There are no outside walls, so the forms are bundled up and put on a platform on the outside of Ms Monroe and lifted up to the next level so the floor building process can continue.
We can’t “fly” form (a crane swings the forms out the side of a building and lifts it up to the next level) the way other buildings do,” said Vacilotto. “The shape doesn’t allow for it.”
It takes about four days to build a floor at the Marilyn Monroe site. Periodically the roof crane and a concrete pumping rig are raised to keep pace with the growing condo.
Driving by you can’t see how busy the construction site is. The top two floors of Marilyn Monroe have a downward slanting brightly coloured collar around it.
The covering is there to make sure the workers, their tools and building material don’t fall down onto a busy Burnhamthorpe Rd. below. The barrier also protects the workers from the constant wind. And it takes the edge off anyone suffering from a fear of heights.
Watching the concrete being pumped from a crane you don’t see that you are at the top of the tallest building in Mississauga. But once the structure is complete, the view from inside will be just as interesting as the view from outside.
Cookie cutter and tiny boxes on boxes are two condo clichés that don’t get used much when talking about the Marilyn Monroe. Each suite is aligned differently than the units above and below it. And each suite varies in shapes and sizes depending on where it is on the ovoid shaped floor.
A unit’s view of the outside world will be through a curved bank of windows and glass doors.
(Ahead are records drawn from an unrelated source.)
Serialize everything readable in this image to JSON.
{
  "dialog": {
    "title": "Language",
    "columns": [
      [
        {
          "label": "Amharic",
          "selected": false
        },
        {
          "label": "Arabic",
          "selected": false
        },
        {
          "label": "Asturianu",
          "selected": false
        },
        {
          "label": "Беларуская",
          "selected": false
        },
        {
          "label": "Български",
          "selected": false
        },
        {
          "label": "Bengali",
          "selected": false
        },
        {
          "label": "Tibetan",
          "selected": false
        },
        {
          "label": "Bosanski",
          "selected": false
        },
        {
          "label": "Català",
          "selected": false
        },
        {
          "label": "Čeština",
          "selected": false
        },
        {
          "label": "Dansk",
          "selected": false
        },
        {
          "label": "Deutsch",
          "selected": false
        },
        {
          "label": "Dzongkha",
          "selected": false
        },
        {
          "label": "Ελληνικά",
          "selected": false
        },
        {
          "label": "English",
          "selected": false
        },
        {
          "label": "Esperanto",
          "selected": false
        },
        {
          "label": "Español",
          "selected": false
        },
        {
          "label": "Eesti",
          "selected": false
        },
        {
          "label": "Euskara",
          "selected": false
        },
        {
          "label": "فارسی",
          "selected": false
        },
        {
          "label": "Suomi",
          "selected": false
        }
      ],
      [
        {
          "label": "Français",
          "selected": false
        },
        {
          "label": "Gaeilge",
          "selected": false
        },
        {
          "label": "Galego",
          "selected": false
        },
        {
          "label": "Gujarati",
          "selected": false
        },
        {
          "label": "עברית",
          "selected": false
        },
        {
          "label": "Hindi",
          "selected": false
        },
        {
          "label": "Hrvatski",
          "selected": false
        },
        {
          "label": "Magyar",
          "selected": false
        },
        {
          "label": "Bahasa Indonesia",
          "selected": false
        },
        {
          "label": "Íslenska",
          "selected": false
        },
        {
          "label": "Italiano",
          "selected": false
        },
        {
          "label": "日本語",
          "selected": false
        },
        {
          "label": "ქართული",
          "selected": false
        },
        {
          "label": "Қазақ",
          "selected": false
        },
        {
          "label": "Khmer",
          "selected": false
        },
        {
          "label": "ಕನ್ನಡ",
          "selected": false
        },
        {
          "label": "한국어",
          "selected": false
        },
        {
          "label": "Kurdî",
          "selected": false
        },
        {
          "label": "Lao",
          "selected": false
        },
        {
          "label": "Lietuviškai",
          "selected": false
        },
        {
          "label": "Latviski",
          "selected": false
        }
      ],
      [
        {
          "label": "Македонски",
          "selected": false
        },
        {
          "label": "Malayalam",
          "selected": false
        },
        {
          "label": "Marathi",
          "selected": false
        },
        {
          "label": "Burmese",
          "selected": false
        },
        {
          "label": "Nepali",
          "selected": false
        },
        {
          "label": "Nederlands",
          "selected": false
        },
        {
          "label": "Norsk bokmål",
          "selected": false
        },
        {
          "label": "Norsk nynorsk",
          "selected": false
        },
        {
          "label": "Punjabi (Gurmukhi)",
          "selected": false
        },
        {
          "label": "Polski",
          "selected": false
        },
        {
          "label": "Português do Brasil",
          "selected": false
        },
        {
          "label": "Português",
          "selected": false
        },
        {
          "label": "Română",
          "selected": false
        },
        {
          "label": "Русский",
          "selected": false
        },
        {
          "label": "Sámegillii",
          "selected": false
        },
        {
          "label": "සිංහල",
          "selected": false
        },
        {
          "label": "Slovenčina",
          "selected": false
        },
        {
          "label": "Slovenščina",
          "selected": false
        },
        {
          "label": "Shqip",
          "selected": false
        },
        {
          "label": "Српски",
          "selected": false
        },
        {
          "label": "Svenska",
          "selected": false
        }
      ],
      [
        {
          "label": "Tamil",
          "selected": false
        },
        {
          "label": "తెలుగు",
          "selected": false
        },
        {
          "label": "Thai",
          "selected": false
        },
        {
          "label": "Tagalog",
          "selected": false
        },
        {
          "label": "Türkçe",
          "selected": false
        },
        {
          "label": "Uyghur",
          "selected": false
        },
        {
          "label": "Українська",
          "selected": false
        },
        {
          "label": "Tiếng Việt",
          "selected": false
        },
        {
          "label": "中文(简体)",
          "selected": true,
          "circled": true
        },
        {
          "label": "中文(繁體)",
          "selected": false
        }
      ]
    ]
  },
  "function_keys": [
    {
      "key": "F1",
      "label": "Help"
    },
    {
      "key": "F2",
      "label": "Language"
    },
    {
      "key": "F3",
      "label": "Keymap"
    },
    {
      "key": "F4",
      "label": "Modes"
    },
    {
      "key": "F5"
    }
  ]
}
Where there isn’t window glass there will be spandrel opaque glass panels giving Marilyn Monroe a wall-of-glass look.
These windows don’t open, instead there are sliding doors leading out to balconies. The balconies range in size; from 10 to 50 feet — it all depends if you are on a hip or a waist. If you stand on the bulge side of the ovoid and look down, you can’t see any other balconies. Go to another unit and look over the edge and you see a stepped progression of balconies below you. Look up and you will see ledge upon ledge of concrete.
Dominus Construction Group readily admits that the building is over built. All that extra concrete, rebar and snaking pipe work does have its advantages. This is a building that could well be standing in the year 2110.
The project has caught the interest of buyers and builders alike. Only a handful of suites are left for sale and the top floor was snapped up long ago by a single customer. A steady stream of companies from across the country have sent their own builders in to look up Marilyn Monroe’s skirt to see for themselves how it is being done.
The sales office is on on Absolute Ave. Hours are Monday to Wednesday 1 to 7 p.m., Saturday and Sunday noon to 5 p.m. For more information, go to www.absolutecondos.com.
Facts & Figures
• Absolute consists of five buildings in the block on the northeast corner of Burnhamthorpe Rd. and Hurontario St. in Mississauga.
• Absolute 4 (Marilyn Monroe) has a rotation of 207 degrees from the base to the top.
• Absolute 5 has a rotation of 200 degrees from the base to the top.
• Absolute 4 will reach 56 storeys. Each level has nine-foot ceilings except the penthouse level, which will have 10-foot ceilings
• Marilyn Monroe has 428 suites; her shorter companion will have 453.
• Marilyn Monroe’s largest suite will be 3,500 square feet, her smallest will be 545 square feet.
• Marilyn Monroe will have six penthouse units, 100 2 ½ -bedroom suites, 217 2-bedroom suites and only 28 1-bedroom units.
• Amount of concrete that has been poured at Absolute 4: 4,400 cubic meters
• Amount of concrete still to be poured at Absolute 4: 1,500 cubic meters
• Absolute 4 and 5 share a common garage with 954 parking spaces.
• There will be a retail space between the two buildings.
• A 30,000-square-foot, three-storey recreation centre has already been built. It has indoor and outdoor pools, a basketball court, two squash courts, weight room, cardio room, games room, three party rooms, five furnished guest suites, a 48-seat theatre, spa, indoor and outdoor whirlpool, men’s and women’s change rooms with showers, lockers and sauna/steam room, library room and outdoor barbeque facilities.